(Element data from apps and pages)
>>
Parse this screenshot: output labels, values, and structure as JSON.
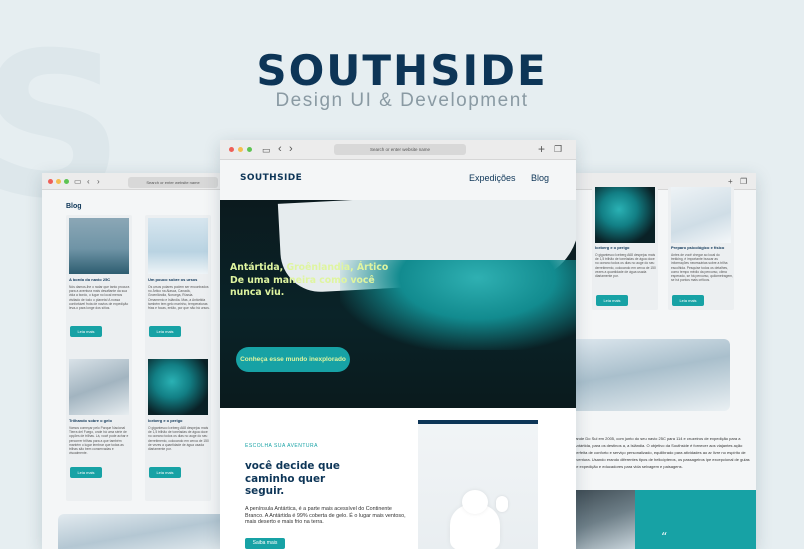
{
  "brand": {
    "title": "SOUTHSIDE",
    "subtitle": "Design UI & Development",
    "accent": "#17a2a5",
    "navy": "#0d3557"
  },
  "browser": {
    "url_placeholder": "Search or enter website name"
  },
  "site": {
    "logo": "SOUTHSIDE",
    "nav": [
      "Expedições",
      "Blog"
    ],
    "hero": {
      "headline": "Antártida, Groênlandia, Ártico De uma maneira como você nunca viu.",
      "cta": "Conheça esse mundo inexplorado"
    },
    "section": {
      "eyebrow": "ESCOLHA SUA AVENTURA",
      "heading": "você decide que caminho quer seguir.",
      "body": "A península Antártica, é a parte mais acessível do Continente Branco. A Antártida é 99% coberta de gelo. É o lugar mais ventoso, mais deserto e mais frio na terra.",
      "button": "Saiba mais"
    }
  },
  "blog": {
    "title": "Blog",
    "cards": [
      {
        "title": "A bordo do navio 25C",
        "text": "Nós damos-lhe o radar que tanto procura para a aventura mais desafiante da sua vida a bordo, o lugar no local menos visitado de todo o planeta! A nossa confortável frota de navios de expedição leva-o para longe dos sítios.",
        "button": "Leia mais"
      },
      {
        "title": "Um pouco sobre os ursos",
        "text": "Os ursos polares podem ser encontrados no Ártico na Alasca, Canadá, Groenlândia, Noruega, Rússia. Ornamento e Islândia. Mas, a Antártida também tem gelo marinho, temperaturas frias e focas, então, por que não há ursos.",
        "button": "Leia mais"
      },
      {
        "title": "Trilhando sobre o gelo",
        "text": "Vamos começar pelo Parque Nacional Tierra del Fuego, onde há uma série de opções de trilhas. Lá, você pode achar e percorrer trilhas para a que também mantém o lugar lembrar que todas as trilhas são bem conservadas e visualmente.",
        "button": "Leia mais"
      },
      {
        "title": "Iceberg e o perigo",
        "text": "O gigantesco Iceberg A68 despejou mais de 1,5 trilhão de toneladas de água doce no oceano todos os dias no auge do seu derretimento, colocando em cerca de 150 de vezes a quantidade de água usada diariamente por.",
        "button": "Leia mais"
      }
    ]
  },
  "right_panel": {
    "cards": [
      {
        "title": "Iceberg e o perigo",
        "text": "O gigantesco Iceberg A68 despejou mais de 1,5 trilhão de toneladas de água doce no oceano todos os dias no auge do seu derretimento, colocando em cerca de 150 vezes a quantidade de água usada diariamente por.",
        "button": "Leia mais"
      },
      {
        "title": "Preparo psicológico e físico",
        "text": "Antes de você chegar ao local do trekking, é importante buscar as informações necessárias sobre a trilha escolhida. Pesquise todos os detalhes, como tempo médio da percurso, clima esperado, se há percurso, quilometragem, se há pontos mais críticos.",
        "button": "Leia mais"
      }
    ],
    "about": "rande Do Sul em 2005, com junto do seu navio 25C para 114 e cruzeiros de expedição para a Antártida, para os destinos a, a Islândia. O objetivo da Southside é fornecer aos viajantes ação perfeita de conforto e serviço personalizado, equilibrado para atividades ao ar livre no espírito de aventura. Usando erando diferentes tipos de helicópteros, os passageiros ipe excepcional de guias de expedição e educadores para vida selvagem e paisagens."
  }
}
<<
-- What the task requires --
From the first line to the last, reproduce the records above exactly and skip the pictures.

-- Reply --
Parse this screenshot: output labels, values, and structure as JSON.
{
  "brand": {
    "title": "SOUTHSIDE",
    "subtitle": "Design UI & Development",
    "accent": "#17a2a5",
    "navy": "#0d3557"
  },
  "browser": {
    "url_placeholder": "Search or enter website name"
  },
  "site": {
    "logo": "SOUTHSIDE",
    "nav": [
      "Expedições",
      "Blog"
    ],
    "hero": {
      "headline": "Antártida, Groênlandia, Ártico De uma maneira como você nunca viu.",
      "cta": "Conheça esse mundo inexplorado"
    },
    "section": {
      "eyebrow": "ESCOLHA SUA AVENTURA",
      "heading": "você decide que caminho quer seguir.",
      "body": "A península Antártica, é a parte mais acessível do Continente Branco. A Antártida é 99% coberta de gelo. É o lugar mais ventoso, mais deserto e mais frio na terra.",
      "button": "Saiba mais"
    }
  },
  "blog": {
    "title": "Blog",
    "cards": [
      {
        "title": "A bordo do navio 25C",
        "text": "Nós damos-lhe o radar que tanto procura para a aventura mais desafiante da sua vida a bordo, o lugar no local menos visitado de todo o planeta! A nossa confortável frota de navios de expedição leva-o para longe dos sítios.",
        "button": "Leia mais"
      },
      {
        "title": "Um pouco sobre os ursos",
        "text": "Os ursos polares podem ser encontrados no Ártico na Alasca, Canadá, Groenlândia, Noruega, Rússia. Ornamento e Islândia. Mas, a Antártida também tem gelo marinho, temperaturas frias e focas, então, por que não há ursos.",
        "button": "Leia mais"
      },
      {
        "title": "Trilhando sobre o gelo",
        "text": "Vamos começar pelo Parque Nacional Tierra del Fuego, onde há uma série de opções de trilhas. Lá, você pode achar e percorrer trilhas para a que também mantém o lugar lembrar que todas as trilhas são bem conservadas e visualmente.",
        "button": "Leia mais"
      },
      {
        "title": "Iceberg e o perigo",
        "text": "O gigantesco Iceberg A68 despejou mais de 1,5 trilhão de toneladas de água doce no oceano todos os dias no auge do seu derretimento, colocando em cerca de 150 de vezes a quantidade de água usada diariamente por.",
        "button": "Leia mais"
      }
    ]
  },
  "right_panel": {
    "cards": [
      {
        "title": "Iceberg e o perigo",
        "text": "O gigantesco Iceberg A68 despejou mais de 1,5 trilhão de toneladas de água doce no oceano todos os dias no auge do seu derretimento, colocando em cerca de 150 vezes a quantidade de água usada diariamente por.",
        "button": "Leia mais"
      },
      {
        "title": "Preparo psicológico e físico",
        "text": "Antes de você chegar ao local do trekking, é importante buscar as informações necessárias sobre a trilha escolhida. Pesquise todos os detalhes, como tempo médio da percurso, clima esperado, se há percurso, quilometragem, se há pontos mais críticos.",
        "button": "Leia mais"
      }
    ],
    "about": "rande Do Sul em 2005, com junto do seu navio 25C para 114 e cruzeiros de expedição para a Antártida, para os destinos a, a Islândia. O objetivo da Southside é fornecer aos viajantes ação perfeita de conforto e serviço personalizado, equilibrado para atividades ao ar livre no espírito de aventura. Usando erando diferentes tipos de helicópteros, os passageiros ipe excepcional de guias de expedição e educadores para vida selvagem e paisagens."
  }
}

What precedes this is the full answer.